By Jan Hrutfiord

The new year has started out with winds and rain, making it hard for those fishers to go out who are still fishing for crab and bottom fish in our local waters. This is a slack time for fishing, a time to get ready for future fishing seasons.

With the closure of K-C Fish Co, (the former C-K Fish Co.), the only fish buyer left at the Blaine harbor, other than for crab, is Boundary Fish Co.

There are not many commercial fishing boats left in our harbor, and the federal and state closures of fishing grounds and fishing seasons makes it harder all the time to make a living commercial fishing here.

A way of life which has gone on for over 100 years in our state is fast coming to an end. The old bumper sticker “Commercial Fishing – an Endangered Species” is something we are facing now.

My father made his living as a commercial fisherman. He fished in Alaska and off the Washington coast for bottom fish, and when he was headed home, he would radio in to mom via ship-to-shore phone to let her know about when to expect him.

When I was a young girl, my mother would pack up my sister and I in the car, and drive out to the end of the dock on Marine Drive to watch for dad’s boat, the Dakota, to come in to port.

We would wait at the end of the dock, it seemed usually in the dark, with wind and rain, watching for the Dakota to come in.

First you would see the mast lights, then the running lights as the boat got closer, and as they passed the dock, the crew would wave and mom would flash her headlights, and then we’d head for the float where dad would be docking. When he went back out for the next trip, we’d go to the end of the dock to see them off again.

When I was in high school, and had my drivers license, I’d go to the end of the dock to watch the boats come in, see the sunsets, and visit with my girlfriend in the car. It was a place to go that was familiar.

After I was married and had my children, we’d go to the end of the dock so they could fish for crab or bullheads off the end of the pier.

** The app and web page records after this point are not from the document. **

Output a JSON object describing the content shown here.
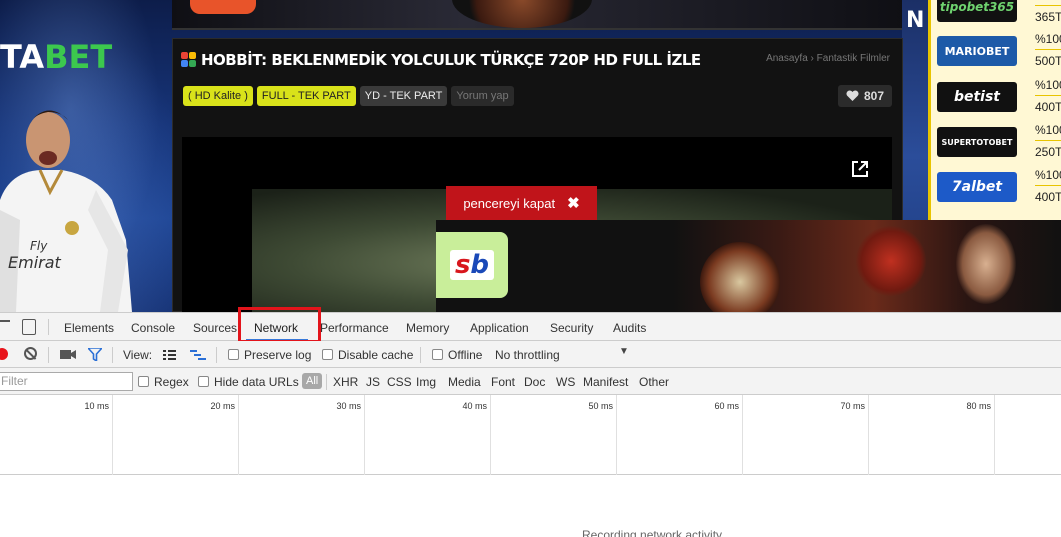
{
  "site": {
    "logo_white": "TA",
    "logo_green": "BET",
    "right_letter": "N",
    "movie_title": "HOBBİT: BEKLENMEDİK YOLCULUK TÜRKÇE 720P HD FULL İZLE",
    "breadcrumb": "Anasayfa › Fantastik Filmler",
    "tags": [
      "( HD Kalite )",
      "FULL - TEK PART",
      "YD - TEK PART",
      "Yorum yap"
    ],
    "likes": "807",
    "popup_close_label": "pencereyi kapat"
  },
  "sidebar": {
    "items": [
      {
        "brand": "tipobet365",
        "percent": "",
        "amount": "365T"
      },
      {
        "brand": "MARIOBET",
        "percent": "%100",
        "amount": "500T"
      },
      {
        "brand": "betist",
        "percent": "%100",
        "amount": "400T"
      },
      {
        "brand": "SUPERTOTOBET",
        "percent": "%100",
        "amount": "250T"
      },
      {
        "brand": "7albet",
        "percent": "%100",
        "amount": "400T"
      }
    ]
  },
  "devtools": {
    "tabs": [
      "Elements",
      "Console",
      "Sources",
      "Network",
      "Performance",
      "Memory",
      "Application",
      "Security",
      "Audits"
    ],
    "active_tab": "Network",
    "view_label": "View:",
    "preserve_log": "Preserve log",
    "disable_cache": "Disable cache",
    "offline": "Offline",
    "throttling": "No throttling",
    "filter_placeholder": "Filter",
    "regex": "Regex",
    "hide_data_urls": "Hide data URLs",
    "type_filters": [
      "All",
      "XHR",
      "JS",
      "CSS",
      "Img",
      "Media",
      "Font",
      "Doc",
      "WS",
      "Manifest",
      "Other"
    ],
    "timeline_ticks": [
      "10 ms",
      "20 ms",
      "30 ms",
      "40 ms",
      "50 ms",
      "60 ms",
      "70 ms",
      "80 ms"
    ],
    "recording_message": "Recording network activity..."
  }
}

My sons enjoyed bringing friends along and would spend hours baiting their crab pots and hoping to catch a crab – and often they did!

I still like to go down to the end of the dock and watch the boats come in, see the sea birds, and watch sunsets over the water. My husband is now unable to walk very far, and without being able to drive to the end of the dock, he would not be able to get there.

The Port of Bellingham is planning to close the end of the dock to all automobile traffic, with parking where the old Harbor Cafe used to be, and the only access would be to walk from there to the end of the dock.
I would certainly miss being able to have the shelter of my car during our nine months of rain and windy weather.

I wouldn’t be able to take my small grandchildren to the end of the dock, as I have to have someplace to keep them contained and warm.
How many others think the same as I do? If you want to keep our dock open for automobile access, this is the time to speak up.

The decision will be made soon – possibly this month. Send a note to Sylvia Goodwin, at the Port of Bellingham, P.O. Box 1677, Bellingham, WA 98227-1677, or take your letter to the Port Harbor office in Blaine and ask them to send it on to Sylvia Goodwin.

I plan on sending her a copy of this column. I hope that I will be able to see you at the end of the dock one of these days, in my car!